To do
Each entry has to be copied exactly, with nothing missed.

Website and app data records:
---+---

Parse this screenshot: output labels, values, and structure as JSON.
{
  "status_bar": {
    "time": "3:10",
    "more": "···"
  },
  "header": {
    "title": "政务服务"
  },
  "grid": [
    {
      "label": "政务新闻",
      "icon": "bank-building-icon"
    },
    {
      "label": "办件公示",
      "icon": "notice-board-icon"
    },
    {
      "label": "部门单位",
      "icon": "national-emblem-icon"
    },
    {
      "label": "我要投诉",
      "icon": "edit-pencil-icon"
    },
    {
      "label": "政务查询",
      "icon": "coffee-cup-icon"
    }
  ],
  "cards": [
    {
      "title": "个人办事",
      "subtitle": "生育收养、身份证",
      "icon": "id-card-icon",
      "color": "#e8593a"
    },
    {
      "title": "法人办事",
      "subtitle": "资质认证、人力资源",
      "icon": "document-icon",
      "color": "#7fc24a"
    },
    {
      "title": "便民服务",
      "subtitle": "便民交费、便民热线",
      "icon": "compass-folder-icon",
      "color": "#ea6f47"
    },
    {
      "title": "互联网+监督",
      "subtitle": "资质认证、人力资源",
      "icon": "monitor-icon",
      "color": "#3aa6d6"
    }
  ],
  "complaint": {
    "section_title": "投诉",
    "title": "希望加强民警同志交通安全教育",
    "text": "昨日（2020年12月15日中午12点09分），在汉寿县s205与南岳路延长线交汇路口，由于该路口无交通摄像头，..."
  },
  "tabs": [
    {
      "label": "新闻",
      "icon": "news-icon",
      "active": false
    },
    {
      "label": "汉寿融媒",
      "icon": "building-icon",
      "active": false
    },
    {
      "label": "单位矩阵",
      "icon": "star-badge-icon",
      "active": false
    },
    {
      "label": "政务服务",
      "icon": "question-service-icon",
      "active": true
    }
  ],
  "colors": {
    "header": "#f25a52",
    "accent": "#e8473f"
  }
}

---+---

Completed exercise
Parse this screenshot: output labels, values, and structure as JSON.
{
  "status_bar": {
    "time": "3:10",
    "more": "···"
  },
  "header": {
    "title": "政务服务"
  },
  "grid": [
    {
      "label": "政务新闻",
      "icon": "bank-building-icon"
    },
    {
      "label": "办件公示",
      "icon": "notice-board-icon"
    },
    {
      "label": "部门单位",
      "icon": "national-emblem-icon"
    },
    {
      "label": "我要投诉",
      "icon": "edit-pencil-icon"
    },
    {
      "label": "政务查询",
      "icon": "coffee-cup-icon"
    }
  ],
  "cards": [
    {
      "title": "个人办事",
      "subtitle": "生育收养、身份证",
      "icon": "id-card-icon",
      "color": "#e8593a"
    },
    {
      "title": "法人办事",
      "subtitle": "资质认证、人力资源",
      "icon": "document-icon",
      "color": "#7fc24a"
    },
    {
      "title": "便民服务",
      "subtitle": "便民交费、便民热线",
      "icon": "compass-folder-icon",
      "color": "#ea6f47"
    },
    {
      "title": "互联网+监督",
      "subtitle": "资质认证、人力资源",
      "icon": "monitor-icon",
      "color": "#3aa6d6"
    }
  ],
  "complaint": {
    "section_title": "投诉",
    "title": "希望加强民警同志交通安全教育",
    "text": "昨日（2020年12月15日中午12点09分），在汉寿县s205与南岳路延长线交汇路口，由于该路口无交通摄像头，..."
  },
  "tabs": [
    {
      "label": "新闻",
      "icon": "news-icon",
      "active": false
    },
    {
      "label": "汉寿融媒",
      "icon": "building-icon",
      "active": false
    },
    {
      "label": "单位矩阵",
      "icon": "star-badge-icon",
      "active": false
    },
    {
      "label": "政务服务",
      "icon": "question-service-icon",
      "active": true
    }
  ],
  "colors": {
    "header": "#f25a52",
    "accent": "#e8473f"
  }
}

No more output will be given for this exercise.